I am wanting to use voice recognition as part of a hardware project, which I would like to be completely self containing (I'm using small low power, low speed devices such as Arduino's and Raspberry Pi's, Kinects etc, no running traditional computer with an OS is involved. So a closed / self containing project).
Voice recognition can be very complicated depending on the level of sophistication you desire. I have what I believe a comparatively simple set of requirements. I only want to recognise my own voice, and I have a small dictionary of 20 or so words I'd like to recognise. Thus I don't require complex speech-to-text and voice recognition libraries or any of the excellent 3rd party software I find via Internet search engines (there is no shortage of these!). I believe my requirements are "simple enough" (within reason) that I can code my own solution.
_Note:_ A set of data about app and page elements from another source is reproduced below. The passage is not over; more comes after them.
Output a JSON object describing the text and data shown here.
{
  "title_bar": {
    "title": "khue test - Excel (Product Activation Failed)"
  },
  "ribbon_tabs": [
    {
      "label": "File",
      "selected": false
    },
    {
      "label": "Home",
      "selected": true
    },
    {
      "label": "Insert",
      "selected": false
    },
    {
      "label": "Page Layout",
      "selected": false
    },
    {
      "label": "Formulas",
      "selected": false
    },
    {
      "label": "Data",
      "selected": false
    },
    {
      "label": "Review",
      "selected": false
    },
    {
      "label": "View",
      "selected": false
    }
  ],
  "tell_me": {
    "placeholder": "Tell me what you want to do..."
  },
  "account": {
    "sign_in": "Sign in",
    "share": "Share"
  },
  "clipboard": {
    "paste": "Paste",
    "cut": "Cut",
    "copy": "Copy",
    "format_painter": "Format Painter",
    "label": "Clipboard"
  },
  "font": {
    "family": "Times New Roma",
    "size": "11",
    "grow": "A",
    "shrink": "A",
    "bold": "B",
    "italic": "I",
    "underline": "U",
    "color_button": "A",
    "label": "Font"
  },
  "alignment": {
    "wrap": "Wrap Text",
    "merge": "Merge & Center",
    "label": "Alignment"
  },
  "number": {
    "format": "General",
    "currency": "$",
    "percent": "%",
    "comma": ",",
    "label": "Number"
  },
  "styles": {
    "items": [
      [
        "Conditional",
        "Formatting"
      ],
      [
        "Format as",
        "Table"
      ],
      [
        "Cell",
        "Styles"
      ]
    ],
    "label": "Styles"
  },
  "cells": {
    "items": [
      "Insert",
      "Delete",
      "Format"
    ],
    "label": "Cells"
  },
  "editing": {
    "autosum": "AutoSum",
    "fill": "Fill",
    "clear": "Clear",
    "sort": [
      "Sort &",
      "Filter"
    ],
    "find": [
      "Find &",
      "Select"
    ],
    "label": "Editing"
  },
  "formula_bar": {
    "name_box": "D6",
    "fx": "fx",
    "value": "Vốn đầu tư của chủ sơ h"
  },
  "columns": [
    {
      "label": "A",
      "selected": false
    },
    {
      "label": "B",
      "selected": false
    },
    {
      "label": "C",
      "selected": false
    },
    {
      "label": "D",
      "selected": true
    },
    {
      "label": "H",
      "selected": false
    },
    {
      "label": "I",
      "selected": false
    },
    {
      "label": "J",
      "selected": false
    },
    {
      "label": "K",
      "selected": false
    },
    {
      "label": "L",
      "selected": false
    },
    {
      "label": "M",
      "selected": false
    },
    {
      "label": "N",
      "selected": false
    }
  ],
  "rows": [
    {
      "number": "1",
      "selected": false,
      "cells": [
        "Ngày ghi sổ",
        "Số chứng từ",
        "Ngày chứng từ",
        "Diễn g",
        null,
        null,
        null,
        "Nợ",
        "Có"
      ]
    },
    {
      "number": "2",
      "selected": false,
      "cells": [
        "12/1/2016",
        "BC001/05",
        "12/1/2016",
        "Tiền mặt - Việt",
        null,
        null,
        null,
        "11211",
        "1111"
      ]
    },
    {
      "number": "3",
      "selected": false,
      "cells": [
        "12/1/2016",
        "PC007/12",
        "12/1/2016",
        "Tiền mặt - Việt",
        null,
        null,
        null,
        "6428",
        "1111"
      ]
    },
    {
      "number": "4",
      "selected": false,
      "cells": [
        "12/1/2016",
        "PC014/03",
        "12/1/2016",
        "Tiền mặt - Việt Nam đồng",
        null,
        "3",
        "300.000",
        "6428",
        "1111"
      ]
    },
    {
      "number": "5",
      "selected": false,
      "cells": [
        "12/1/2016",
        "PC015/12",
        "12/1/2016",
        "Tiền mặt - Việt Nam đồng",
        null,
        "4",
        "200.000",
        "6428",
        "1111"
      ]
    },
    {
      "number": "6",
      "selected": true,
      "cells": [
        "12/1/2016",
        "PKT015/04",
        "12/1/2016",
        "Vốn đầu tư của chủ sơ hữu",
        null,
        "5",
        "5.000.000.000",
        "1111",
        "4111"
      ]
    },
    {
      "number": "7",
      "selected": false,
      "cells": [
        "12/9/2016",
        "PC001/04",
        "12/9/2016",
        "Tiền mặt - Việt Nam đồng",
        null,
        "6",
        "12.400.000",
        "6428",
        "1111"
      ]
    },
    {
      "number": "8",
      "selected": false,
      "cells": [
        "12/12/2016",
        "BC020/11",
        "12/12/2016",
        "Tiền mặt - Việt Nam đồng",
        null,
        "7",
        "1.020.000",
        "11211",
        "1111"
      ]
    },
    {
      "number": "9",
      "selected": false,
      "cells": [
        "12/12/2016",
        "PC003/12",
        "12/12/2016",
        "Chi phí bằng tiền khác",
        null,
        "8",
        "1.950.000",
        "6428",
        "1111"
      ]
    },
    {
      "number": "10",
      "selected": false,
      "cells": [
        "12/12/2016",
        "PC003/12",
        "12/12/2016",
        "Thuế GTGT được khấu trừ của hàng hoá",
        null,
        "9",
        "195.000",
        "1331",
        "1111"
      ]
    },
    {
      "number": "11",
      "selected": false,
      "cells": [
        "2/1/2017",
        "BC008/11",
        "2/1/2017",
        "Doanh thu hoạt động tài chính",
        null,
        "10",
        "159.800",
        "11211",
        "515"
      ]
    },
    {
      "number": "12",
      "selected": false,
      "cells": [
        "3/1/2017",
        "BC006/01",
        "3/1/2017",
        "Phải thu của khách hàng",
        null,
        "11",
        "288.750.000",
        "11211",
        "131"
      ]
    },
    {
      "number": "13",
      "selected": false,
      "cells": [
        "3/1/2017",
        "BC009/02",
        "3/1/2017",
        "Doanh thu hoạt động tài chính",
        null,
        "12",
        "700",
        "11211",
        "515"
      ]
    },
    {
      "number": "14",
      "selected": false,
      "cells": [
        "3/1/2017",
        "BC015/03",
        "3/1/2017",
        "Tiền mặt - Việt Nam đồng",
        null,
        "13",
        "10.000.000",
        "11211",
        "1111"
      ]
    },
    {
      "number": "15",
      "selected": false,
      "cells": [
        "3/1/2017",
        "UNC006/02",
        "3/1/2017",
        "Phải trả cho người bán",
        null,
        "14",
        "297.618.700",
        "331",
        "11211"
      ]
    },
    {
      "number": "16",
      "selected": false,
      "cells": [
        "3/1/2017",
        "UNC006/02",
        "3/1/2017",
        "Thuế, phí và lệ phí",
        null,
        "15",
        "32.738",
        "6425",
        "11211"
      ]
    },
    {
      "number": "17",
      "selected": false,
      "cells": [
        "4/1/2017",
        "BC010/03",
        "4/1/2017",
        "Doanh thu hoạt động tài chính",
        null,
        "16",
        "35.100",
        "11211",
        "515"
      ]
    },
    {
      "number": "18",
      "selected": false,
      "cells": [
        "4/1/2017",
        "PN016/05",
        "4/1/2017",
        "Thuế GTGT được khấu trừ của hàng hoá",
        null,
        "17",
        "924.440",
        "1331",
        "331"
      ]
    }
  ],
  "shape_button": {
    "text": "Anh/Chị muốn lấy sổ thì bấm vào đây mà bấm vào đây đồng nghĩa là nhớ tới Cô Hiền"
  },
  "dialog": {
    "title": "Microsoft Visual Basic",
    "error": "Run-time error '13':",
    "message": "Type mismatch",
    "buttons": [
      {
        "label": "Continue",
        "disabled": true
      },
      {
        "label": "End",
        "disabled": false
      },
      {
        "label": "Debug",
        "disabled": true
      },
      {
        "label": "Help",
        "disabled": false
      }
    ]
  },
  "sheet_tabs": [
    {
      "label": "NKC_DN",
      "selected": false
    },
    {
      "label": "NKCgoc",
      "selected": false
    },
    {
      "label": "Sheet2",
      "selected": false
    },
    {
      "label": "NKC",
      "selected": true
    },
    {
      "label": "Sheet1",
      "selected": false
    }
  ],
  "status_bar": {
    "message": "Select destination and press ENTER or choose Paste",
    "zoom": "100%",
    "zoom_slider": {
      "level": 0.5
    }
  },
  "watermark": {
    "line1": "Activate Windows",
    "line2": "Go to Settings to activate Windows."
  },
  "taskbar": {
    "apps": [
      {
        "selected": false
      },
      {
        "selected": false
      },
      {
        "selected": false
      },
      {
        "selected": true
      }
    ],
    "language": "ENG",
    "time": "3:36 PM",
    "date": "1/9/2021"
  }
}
I am wondering if anyone has written their own process like this, and is my method is massively flawed? Is there a better way to do this without requiring a high level of mathematics or having to write a complex algorithm? That is the solution I have tried to think up below.
I will be writing this in C but I wish to discuss a language agnostic process, focussing on the process its self. So lets ignore that if we can.
1 . I will pre-record my dictionary of words to match those being spoken. We can imagine I have 20 recordings of my 20 different words, or perhaps short phrases or sentences of two or three words. I believe this makes the process of comparing two recording files easier than actually converting the audio to text and comparing two strings.
2 . A microphone is connected to my hardware device running my code. . The code is continuously taking fixed length samples, say 10msec in length for example, and storing 10 consecutive samples for example, in a circular logging style. . (I'm inventing these figures off the top of my head so they are only examples to describe the process).
 This would likely be connected through a band-pass filter and op-amp, as would the dictionary recordings be made, to keep the stored and collected audio samples smaller.
 I'm not sure exactly how I will take a sample, I need to work out a method though were I produce a numerical figure (integer/float/double) that represents the audio of a 10msec sample (perhaps a CRC value or MD5 sum etc of the audio sample), or a stream of figures (a stream of audio readings of frequencies perhaps). Ultimately a "sample" will be a numerical figure or figures. This part is going to be much more hardware involved so not really for discussion here.
3 . The code looks at it's stored 10 consecutive samples and looks for a volume increase to indicate a word or phrase is being said (a break from silence) and then increases is consecutive sample collecting to say 500 samples for example. That would mean it captures 5 seconds of audio in 10 msec samples.
It is these samples or "slices" that are compared between the stored sound and captured sound. If a high enough percentage of samples captured matched the equivalent stored ones, the code assumes its the same word.
The start of a store recording of the world "hello" for example, stored words are split into 10 msec samples also Stored Sample No | 1| 2| 3| 4| 5| 6| 7| 8| Stored Sample Value |27|38|41|16|59|77|200|78| Incoming audio (me saying "hello") with some "blank" samples at the start to symbolise silence Incoming Sample No | 1| 2| 3| 4| 5| 6| 7| 8| 9|10| 11|12| Incoming Sample Value | | | |20|27|38|46|16|59|77|200|78|
4 . Once the code has collected a full sample stream, it then chops off the blanks samples at the start to produce the following audio recording. It could also move the sample set backwards and forwards a few places to better align with the stored sample.
This produces a sample set like the below:
Stored Sample No | 1| 2| 3| 4| 5| 6| 7| 8| Stored Sample Value |27|38|41|16|59|77|200|78| Incoming Sample No |-1| 1| 2| 3| 4| 5| 6| 7| 8| Incoming Sample Value |20|27|38|46|16|59|81|201|78|
5 . I believe that by having a percentage value for how close each sample must be, so sample 7 differs by a value of 1 which is less than %1, and a percentage value for the total number of samples which must be within their sample matching percentage, the code has an easily tunable level of accuracy.
I have never done anything like this with audio before, it could be a lot of work. This is why I am asking this question, if you perhaps already know the answer to this question to be obvious (what ever that answer may be). I am hoping this won't be a computationally massive tasks as some of the hardware I will be using will be low sec stuff. In the hundreds of Megahertz (Maybe 1Ghz using an over-clocked Rasp Pi). So this is a rather crude way to match audio samples using lower computational power. I'm not aiming for instant results, but less than 30 seconds for a decent proof of concept.
PS I don't have the rep to tag this with a new tag like "audio", "audio recognition", "voice", "voice recognition" etc.